Before the Tribunal reliance was also placed on the decision in the case of National Insurance Co. Ltd. Vs. G. Mohd. Vani & Ors. [2004 ACJ 1424] and National Insurance Co. Ltd. Vs. Candingeddawa & Ors. [2005 ACJ 40], wherein it was held that if the driver of the offending vehicle did not have a valid driving licence, then the Insurance Company after paying the compensation amount would be entitled to recover the same from the owner of the vehicle. It was submitted that no interference was called for with the judgment and order of the High Court impugned in the Special Leave Petition.
10. Having heard learned counsel for the respective parties, we are inclined to agree with the Respondents that this is not a case for interference in view of the fact that admittedly the motorcycle belonging to the Petitioner was being driven by Jatin, who had no licence to drive the same and was, in fact, a minor on the date of the accident. While issuing notice on 2nd April, 2009, we had limited the same to the question regarding liability to pay compensation on account of contributory negligence by the deceased who was riding a scooter, in causing the accident to happen.
11. We cannot shut our eyes to the fact that it was Jatin, who came from behind on the motorcycle and hit the scooter of the deceased from behind. The responsibility in causing the accident was, therefore, found to be solely that of Jatin. However, since Jatin was a minor and it was the responsibility of the Petitioner to ensure that his motorcycle was not misused and that too by a minor who had no licence to drive the same, the Motor Accident Claims Tribunal quite rightly saddled the liability for payment of compensation on the Petitioner and, accordingly, directed the Insurance Company to pay the awarded amount to the awardees and, thereafter, to recover the same from the Petitioner. The said question has been duly considered by the Tribunal and was correctly decided. The High Court rightly chose not to interfere with the same.
12. Without going into the merits of the case, we are of the view that the story of Jatin, who was a minor, walking into the house of the Petitioner and taking the keys of the motorcycle without any intimation to the Petitioner, appears to be highly improbable and far-fetched.
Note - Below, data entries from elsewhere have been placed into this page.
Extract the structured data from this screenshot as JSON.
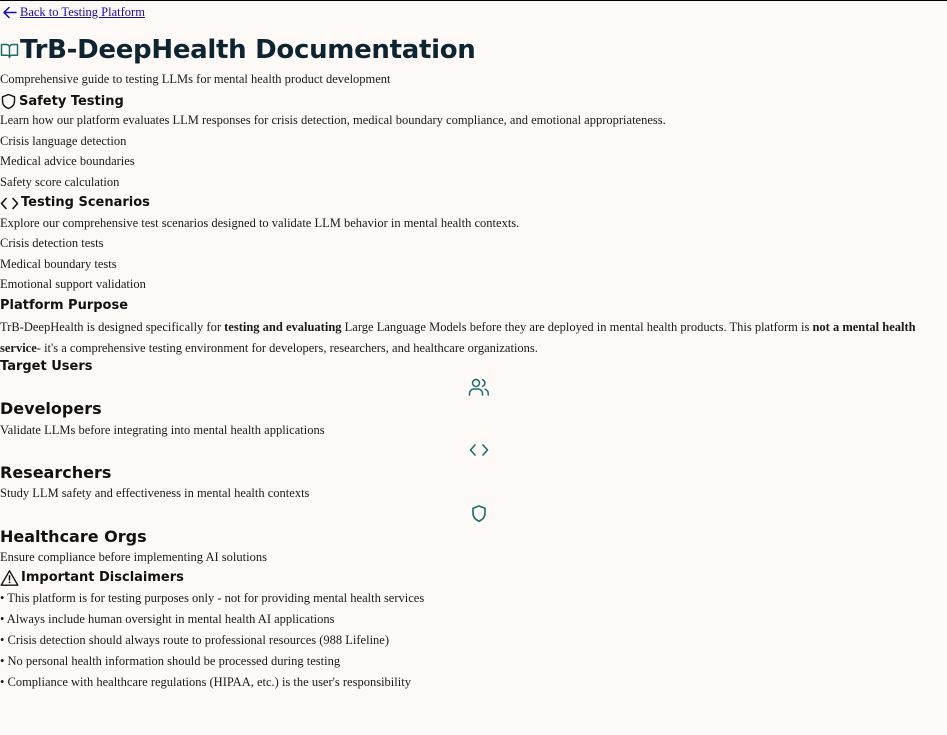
{
  "nav": {
    "back_label": "Back to Testing Platform"
  },
  "header": {
    "title": "TrB-DeepHealth Documentation",
    "subtitle": "Comprehensive guide to testing LLMs for mental health product development"
  },
  "safety": {
    "title": "Safety Testing",
    "description": "Learn how our platform evaluates LLM responses for crisis detection, medical boundary compliance, and emotional appropriateness.",
    "items": [
      "Crisis language detection",
      "Medical advice boundaries",
      "Safety score calculation"
    ]
  },
  "scenarios": {
    "title": "Testing Scenarios",
    "description": "Explore our comprehensive test scenarios designed to validate LLM behavior in mental health contexts.",
    "items": [
      "Crisis detection tests",
      "Medical boundary tests",
      "Emotional support validation"
    ]
  },
  "purpose": {
    "title": "Platform Purpose",
    "text_1": "TrB-DeepHealth is designed specifically for ",
    "bold_1": "testing and evaluating",
    "text_2": " Large Language Models before they are deployed in mental health products. This platform is ",
    "bold_2": "not a mental health service",
    "text_3": "- it's a comprehensive testing environment for developers, researchers, and healthcare organizations."
  },
  "target_users": {
    "title": "Target Users",
    "cards": [
      {
        "title": "Developers",
        "description": "Validate LLMs before integrating into mental health applications",
        "icon": "users-icon"
      },
      {
        "title": "Researchers",
        "description": "Study LLM safety and effectiveness in mental health contexts",
        "icon": "code-icon"
      },
      {
        "title": "Healthcare Orgs",
        "description": "Ensure compliance before implementing AI solutions",
        "icon": "shield-icon"
      }
    ]
  },
  "disclaimers": {
    "title": "Important Disclaimers",
    "items": [
      "• This platform is for testing purposes only - not for providing mental health services",
      "• Always include human oversight in mental health AI applications",
      "• Crisis detection should always route to professional resources (988 Lifeline)",
      "• No personal health information should be processed during testing",
      "• Compliance with healthcare regulations (HIPAA, etc.) is the user's responsibility"
    ]
  },
  "colors": {
    "accent": "#1f6b6b",
    "link": "#1a0dab",
    "title": "#0e2430"
  }
}
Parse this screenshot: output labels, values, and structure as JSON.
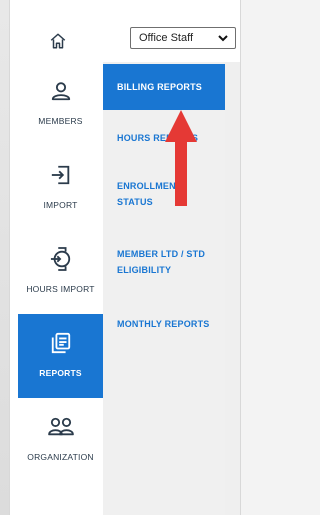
{
  "top_bar": {
    "home_icon": "home-icon",
    "role_select": {
      "value": "Office Staff"
    }
  },
  "sidebar": {
    "items": [
      {
        "label": "MEMBERS",
        "icon": "person-icon",
        "active": false
      },
      {
        "label": "IMPORT",
        "icon": "import-icon",
        "active": false
      },
      {
        "label": "HOURS IMPORT",
        "icon": "watch-import-icon",
        "active": false
      },
      {
        "label": "REPORTS",
        "icon": "reports-icon",
        "active": true
      },
      {
        "label": "ORGANIZATION",
        "icon": "people-icon",
        "active": false
      }
    ]
  },
  "subnav": {
    "items": [
      {
        "label": "BILLING REPORTS",
        "active": true
      },
      {
        "label": "HOURS REPORTS",
        "active": false
      },
      {
        "label": "ENROLLMENT STATUS",
        "active": false
      },
      {
        "label": "MEMBER LTD / STD ELIGIBILITY",
        "active": false
      },
      {
        "label": "MONTHLY REPORTS",
        "active": false
      }
    ]
  },
  "colors": {
    "accent": "#1976d2",
    "annotation_arrow": "#e53935",
    "subnav_bg": "#f0f0f0"
  }
}
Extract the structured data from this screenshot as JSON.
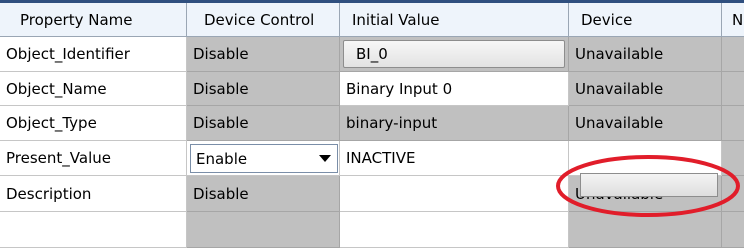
{
  "headers": [
    "Property Name",
    "Device Control",
    "Initial Value",
    "Device",
    "N"
  ],
  "rows": [
    {
      "name": "Object_Identifier",
      "control": "Disable",
      "initial": "BI_0",
      "device": "Unavailable"
    },
    {
      "name": "Object_Name",
      "control": "Disable",
      "initial": "Binary Input 0",
      "device": "Unavailable"
    },
    {
      "name": "Object_Type",
      "control": "Disable",
      "initial": "binary-input",
      "device": "Unavailable"
    },
    {
      "name": "Present_Value",
      "control": "Enable",
      "initial": "INACTIVE",
      "device": ""
    },
    {
      "name": "Description",
      "control": "Disable",
      "initial": "",
      "device": "Unavailable"
    }
  ],
  "highlight_color": "#e11d2a"
}
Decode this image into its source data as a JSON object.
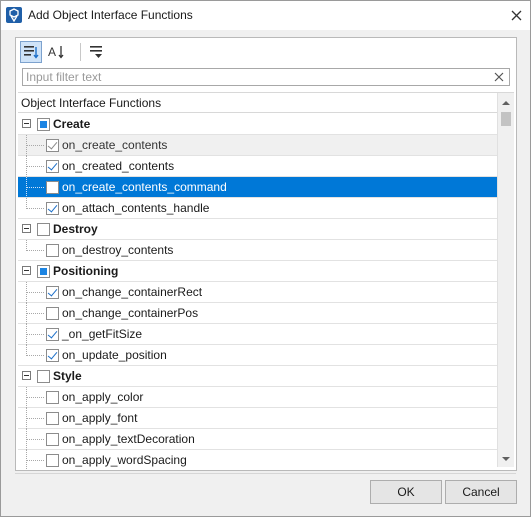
{
  "window": {
    "title": "Add Object Interface Functions"
  },
  "toolbar": {
    "buttons": [
      {
        "icon": "categorized-view-icon",
        "active": true
      },
      {
        "icon": "sort-alphabetical-icon",
        "active": false
      },
      {
        "icon": "expand-collapse-icon",
        "active": false
      }
    ]
  },
  "filter": {
    "placeholder": "Input filter text",
    "value": ""
  },
  "tree": {
    "header": "Object Interface Functions",
    "rows": [
      {
        "type": "group",
        "label": "Create",
        "check": "partial"
      },
      {
        "type": "child",
        "label": "on_create_contents",
        "check": "checked",
        "disabled": true
      },
      {
        "type": "child",
        "label": "on_created_contents",
        "check": "checked"
      },
      {
        "type": "child",
        "label": "on_create_contents_command",
        "check": "unchecked",
        "selected": true
      },
      {
        "type": "child",
        "label": "on_attach_contents_handle",
        "check": "checked",
        "last": true
      },
      {
        "type": "group",
        "label": "Destroy",
        "check": "unchecked"
      },
      {
        "type": "child",
        "label": "on_destroy_contents",
        "check": "unchecked",
        "last": true
      },
      {
        "type": "group",
        "label": "Positioning",
        "check": "partial"
      },
      {
        "type": "child",
        "label": "on_change_containerRect",
        "check": "checked"
      },
      {
        "type": "child",
        "label": "on_change_containerPos",
        "check": "unchecked"
      },
      {
        "type": "child",
        "label": "_on_getFitSize",
        "check": "checked"
      },
      {
        "type": "child",
        "label": "on_update_position",
        "check": "checked",
        "last": true
      },
      {
        "type": "group",
        "label": "Style",
        "check": "unchecked"
      },
      {
        "type": "child",
        "label": "on_apply_color",
        "check": "unchecked"
      },
      {
        "type": "child",
        "label": "on_apply_font",
        "check": "unchecked"
      },
      {
        "type": "child",
        "label": "on_apply_textDecoration",
        "check": "unchecked"
      },
      {
        "type": "child",
        "label": "on_apply_wordSpacing",
        "check": "unchecked"
      }
    ]
  },
  "footer": {
    "ok_label": "OK",
    "cancel_label": "Cancel"
  },
  "colors": {
    "selection": "#0078d7",
    "check_blue": "#1d85e3"
  }
}
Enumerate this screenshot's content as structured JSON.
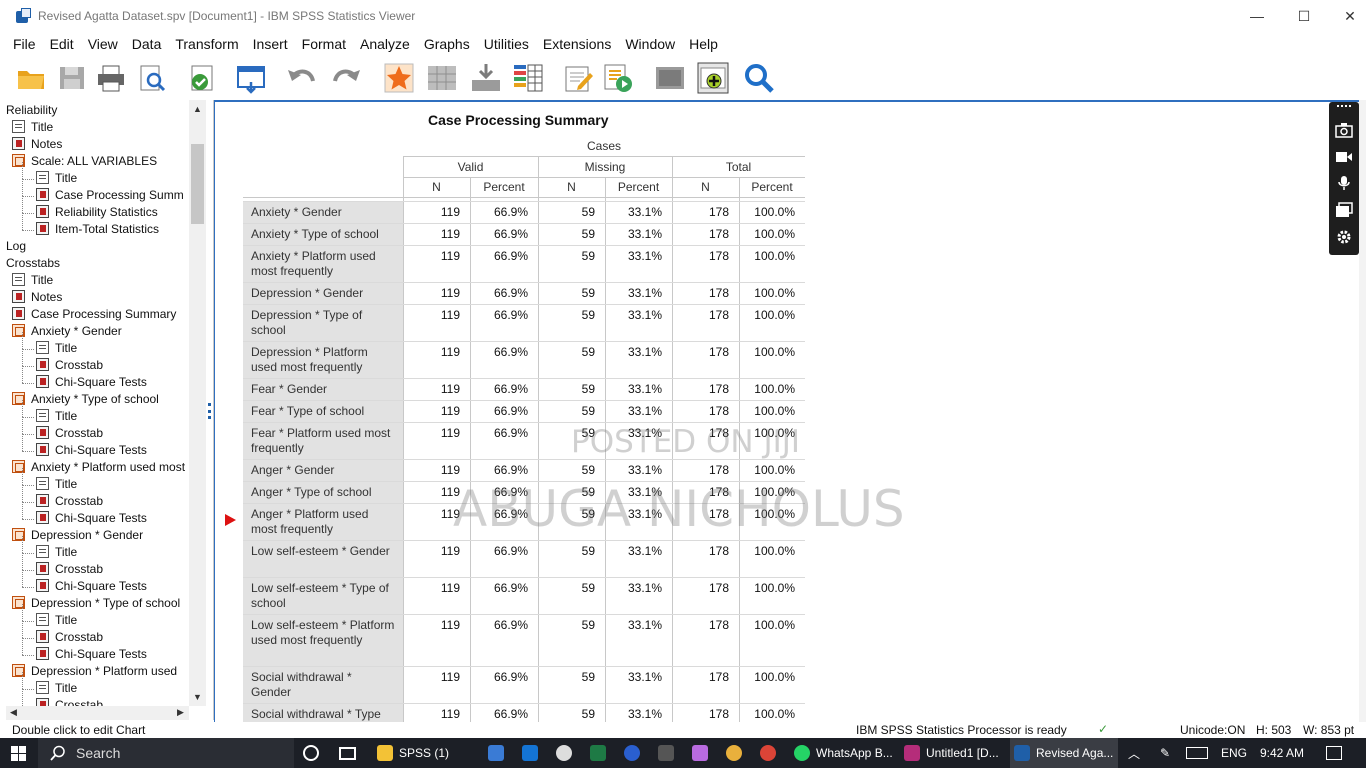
{
  "window": {
    "title": "Revised Agatta Dataset.spv [Document1] - IBM SPSS Statistics Viewer",
    "min_glyph": "—",
    "max_glyph": "☐",
    "close_glyph": "✕"
  },
  "menu": [
    "File",
    "Edit",
    "View",
    "Data",
    "Transform",
    "Insert",
    "Format",
    "Analyze",
    "Graphs",
    "Utilities",
    "Extensions",
    "Window",
    "Help"
  ],
  "toolbar_icons": [
    "open-folder-icon",
    "save-icon",
    "print-icon",
    "print-preview-icon",
    "export-icon",
    "recall-dialog-icon",
    "undo-icon",
    "redo-icon",
    "goto-data-icon",
    "goto-case-icon",
    "insert-output-icon",
    "variables-icon",
    "designate-window-icon",
    "edit-syntax-icon",
    "run-script-icon",
    "show-hide-icon",
    "insert-item-icon",
    "find-icon"
  ],
  "outline": {
    "items": [
      {
        "label": "Reliability",
        "icon": "none",
        "level": 0
      },
      {
        "label": "Title",
        "icon": "page",
        "level": 1
      },
      {
        "label": "Notes",
        "icon": "table",
        "level": 1
      },
      {
        "label": "Scale: ALL VARIABLES",
        "icon": "book",
        "level": 1
      },
      {
        "label": "Title",
        "icon": "page",
        "level": 2
      },
      {
        "label": "Case Processing Summ",
        "icon": "table",
        "level": 2
      },
      {
        "label": "Reliability Statistics",
        "icon": "table",
        "level": 2
      },
      {
        "label": "Item-Total Statistics",
        "icon": "table",
        "level": 2
      },
      {
        "label": "Log",
        "icon": "none",
        "level": 0
      },
      {
        "label": "Crosstabs",
        "icon": "none",
        "level": 0
      },
      {
        "label": "Title",
        "icon": "page",
        "level": 1
      },
      {
        "label": "Notes",
        "icon": "table",
        "level": 1
      },
      {
        "label": "Case Processing Summary",
        "icon": "table",
        "level": 1
      },
      {
        "label": "Anxiety  * Gender",
        "icon": "book",
        "level": 1
      },
      {
        "label": "Title",
        "icon": "page",
        "level": 2
      },
      {
        "label": "Crosstab",
        "icon": "table",
        "level": 2
      },
      {
        "label": "Chi-Square Tests",
        "icon": "table",
        "level": 2
      },
      {
        "label": "Anxiety  * Type of school",
        "icon": "book",
        "level": 1
      },
      {
        "label": "Title",
        "icon": "page",
        "level": 2
      },
      {
        "label": "Crosstab",
        "icon": "table",
        "level": 2
      },
      {
        "label": "Chi-Square Tests",
        "icon": "table",
        "level": 2
      },
      {
        "label": "Anxiety  * Platform used most",
        "icon": "book",
        "level": 1
      },
      {
        "label": "Title",
        "icon": "page",
        "level": 2
      },
      {
        "label": "Crosstab",
        "icon": "table",
        "level": 2
      },
      {
        "label": "Chi-Square Tests",
        "icon": "table",
        "level": 2
      },
      {
        "label": "Depression  * Gender",
        "icon": "book",
        "level": 1
      },
      {
        "label": "Title",
        "icon": "page",
        "level": 2
      },
      {
        "label": "Crosstab",
        "icon": "table",
        "level": 2
      },
      {
        "label": "Chi-Square Tests",
        "icon": "table",
        "level": 2
      },
      {
        "label": "Depression  * Type of school",
        "icon": "book",
        "level": 1
      },
      {
        "label": "Title",
        "icon": "page",
        "level": 2
      },
      {
        "label": "Crosstab",
        "icon": "table",
        "level": 2
      },
      {
        "label": "Chi-Square Tests",
        "icon": "table",
        "level": 2
      },
      {
        "label": "Depression  * Platform used",
        "icon": "book",
        "level": 1
      },
      {
        "label": "Title",
        "icon": "page",
        "level": 2
      },
      {
        "label": "Crosstab",
        "icon": "table",
        "level": 2
      }
    ]
  },
  "table": {
    "title": "Case Processing Summary",
    "cases_header": "Cases",
    "groups": [
      "Valid",
      "Missing",
      "Total"
    ],
    "subheaders": [
      "N",
      "Percent",
      "N",
      "Percent",
      "N",
      "Percent"
    ],
    "rows": [
      {
        "label": "Anxiety  * Gender",
        "lines": 1,
        "values": [
          "119",
          "66.9%",
          "59",
          "33.1%",
          "178",
          "100.0%"
        ]
      },
      {
        "label": "Anxiety  * Type of school",
        "lines": 1,
        "values": [
          "119",
          "66.9%",
          "59",
          "33.1%",
          "178",
          "100.0%"
        ]
      },
      {
        "label": "Anxiety  * Platform used most frequently",
        "lines": 2,
        "values": [
          "119",
          "66.9%",
          "59",
          "33.1%",
          "178",
          "100.0%"
        ]
      },
      {
        "label": "Depression  * Gender",
        "lines": 1,
        "values": [
          "119",
          "66.9%",
          "59",
          "33.1%",
          "178",
          "100.0%"
        ]
      },
      {
        "label": "Depression  * Type of school",
        "lines": 2,
        "values": [
          "119",
          "66.9%",
          "59",
          "33.1%",
          "178",
          "100.0%"
        ]
      },
      {
        "label": "Depression  * Platform used most frequently",
        "lines": 2,
        "values": [
          "119",
          "66.9%",
          "59",
          "33.1%",
          "178",
          "100.0%"
        ]
      },
      {
        "label": "Fear  * Gender",
        "lines": 1,
        "values": [
          "119",
          "66.9%",
          "59",
          "33.1%",
          "178",
          "100.0%"
        ]
      },
      {
        "label": "Fear  * Type of school",
        "lines": 1,
        "values": [
          "119",
          "66.9%",
          "59",
          "33.1%",
          "178",
          "100.0%"
        ]
      },
      {
        "label": "Fear  * Platform used most frequently",
        "lines": 2,
        "values": [
          "119",
          "66.9%",
          "59",
          "33.1%",
          "178",
          "100.0%"
        ]
      },
      {
        "label": "Anger  * Gender",
        "lines": 1,
        "values": [
          "119",
          "66.9%",
          "59",
          "33.1%",
          "178",
          "100.0%"
        ]
      },
      {
        "label": "Anger  * Type of school",
        "lines": 1,
        "values": [
          "119",
          "66.9%",
          "59",
          "33.1%",
          "178",
          "100.0%"
        ]
      },
      {
        "label": "Anger  * Platform used most frequently",
        "lines": 2,
        "values": [
          "119",
          "66.9%",
          "59",
          "33.1%",
          "178",
          "100.0%"
        ]
      },
      {
        "label": "Low self-esteem  * Gender",
        "lines": 2,
        "values": [
          "119",
          "66.9%",
          "59",
          "33.1%",
          "178",
          "100.0%"
        ]
      },
      {
        "label": "Low self-esteem  * Type of school",
        "lines": 2,
        "values": [
          "119",
          "66.9%",
          "59",
          "33.1%",
          "178",
          "100.0%"
        ]
      },
      {
        "label": "Low self-esteem  * Platform used most frequently",
        "lines": 3,
        "values": [
          "119",
          "66.9%",
          "59",
          "33.1%",
          "178",
          "100.0%"
        ]
      },
      {
        "label": "Social withdrawal  * Gender",
        "lines": 2,
        "values": [
          "119",
          "66.9%",
          "59",
          "33.1%",
          "178",
          "100.0%"
        ]
      },
      {
        "label": "Social withdrawal  * Type",
        "lines": 1,
        "values": [
          "119",
          "66.9%",
          "59",
          "33.1%",
          "178",
          "100.0%"
        ]
      }
    ]
  },
  "watermark": {
    "line1": "POSTED ON JIJI",
    "line2": "ABUGA NICHOLUS"
  },
  "status": {
    "left": "Double click to edit Chart",
    "processor": "IBM SPSS Statistics Processor is ready",
    "unicode": "Unicode:ON",
    "height": "H: 503",
    "width": "W: 853 pt"
  },
  "taskbar": {
    "search": "Search",
    "spss_folder": "SPSS (1)",
    "whatsapp": "WhatsApp B...",
    "untitled": "Untitled1 [D...",
    "revised": "Revised Aga...",
    "lang": "ENG",
    "time": "9:42 AM"
  },
  "colors": {
    "accent": "#2f6fbf",
    "label_bg": "#e2e2e2",
    "taskbar": "#1c1f26",
    "marker": "#dd1111"
  }
}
It is difficult to accept the defence of the Petitioner that the keys of the motorcycle were taken by Jatin without his knowledge. Having regard to the aforesaid facts, we are not inclined to accept the case of contributory negligence on the part of the deceased, attempted to be made out on behalf of the Petitioner. Accordingly, since the notice on the Special Leave Petition was confined to the question of contributory negligence, if any, on the part of the deceased, we see no reason to interfere with the Award of the Motor Accident Claims Tribunal, as confirmed by the High Court. The Special Leave Petitions are, accordingly, dismissed, but without any order as to costs.
…………………………………………J. (ALTAMAS KABIR)
…………………………………………J. (CYRIAC JOSEPH)